Brooks states she needed to head to a bank to withdraw her direct-deposit paycheck in money, go directly to the payday lender, pay the financial institution вЂ” and re-borrow a brand new add up to satisfy her latest bills.
Fines and costs, meanwhile, rose greater. Payday loan providers frequently charge interest of $15 to $20 for virtually any $100 lent, in line with the customer Finance Protection Bureau.
She ended up beingnвЂ™t alone. The bureau claims 80 per cent of payday advances donвЂ™t receive money straight back in 2 days.
вЂњThey ensure it is quite simple to move them,вЂќ stated Carl Ruby, pastor of Central Christian Church, whom leads Ohioans for Payday Loan Reform, a residents group.
The lenders allow borrowers вЂњrollвЂќ your debt ahead, delaying re re payment until the following month вЂ” and saddling borrowers with costs and interest.
вЂњThe person with average skills eventually ends up using about seven loans per year when they sign up for one,вЂќ Ruby said.
вЂњIt had been a cycle that is horribleвЂќ Brooks stated. вЂњEvery payday back at my meal hour, I experienced to perform down and do this.вЂќ
She did that for nine months, afraid that the co-worker may see her visiting the lenderвЂ™s storefront.
вЂњI would personally be ashamed become going there,вЂќ Brooks said. вЂњTo believe that somebody would see me personally moving in and out of a loan that is payday ended up being embarrassing.вЂќ
At one point, Brooks also drafted a committing committing suicide page to her almost grown child, вЂњexplaining to her why I became likely to do this.вЂќ
Stated Brooks: вЂњI happened to be searching a gap. We felt there is no means out.вЂќ
In an meeting week that is last ThursdayвЂ™s passage of home Bill 123, Ruby stated their groupвЂ™s actions depends on just exactly what the General Assembly does. If he along with his compatriots feel last legislation provides sufficient reform, they might maybe not pursue a ballot measure that could amend hawaii Constitution.
вЂњThis is variety of to carry their feet into the fire,вЂќ Ruby said.

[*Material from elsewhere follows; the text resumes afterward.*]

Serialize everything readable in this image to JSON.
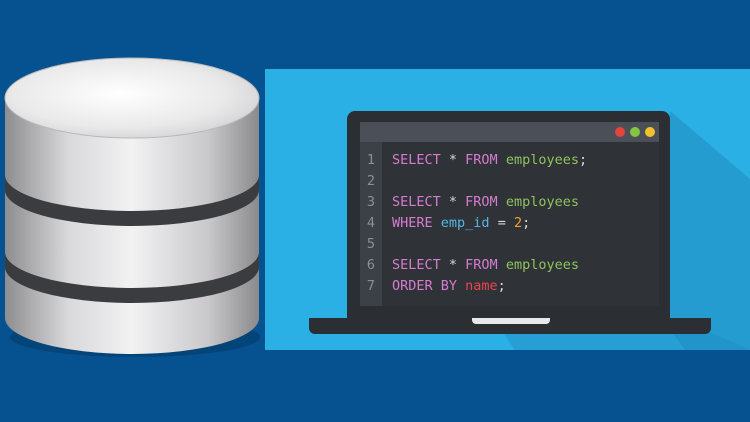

The group’s proposed amendment mirrors HB 123, sponsored by state Rep. Kyle Koehler, R-Springfield. The proposed amendment, like Koehler’s legislation, would cap payday loan interest at 28 %, allowing up to $20 four weeks in costs and restricting payments to 5 % of the debtor’s month-to-month income.
вЂњThis legislation will likely not shut down payday lending in Ohio,вЂќ said Koehler, whom called it sense that isвЂњcommon to guard consumers in Ohio who will be attempting to make ends fulfill.вЂќ
In 2008, Ohioans voted in support of maintaining lending that is payday lawmakers had adopted, which included capping annual percentage prices on loans at 28 %.
But loan providers sidestepped limitations by issuing loans under a section that is different of lending legislation.
Today, an individual takes down a quick payday loan, a normal very first payment is a 3rd of someoneвЂ™s monthly income, Ruby stated. вЂњTheyвЂ™re almost predetermined to fall behind. Many of them are borrowing cash to pay for month-to-month costs.вЂќ
вЂњThey victim on people that are residing appropriate all over type of poverty,вЂќ he said. вЂњThey victimize working class individuals, senior citizens, disabled individuals.вЂќ
Predicated on Pew research, HB 123 would save your self the continuing state of Ohio $75 million, Ruby said.
Brooks stated she broke her debt that is own cycle getting into her brotherвЂ™s Xenia house and driving one of is own vehicles. Along with her very first paycheck after going in with her sibling, she paid everything down.
вЂњIt was like beginning a life that is newвЂќ Brooks said.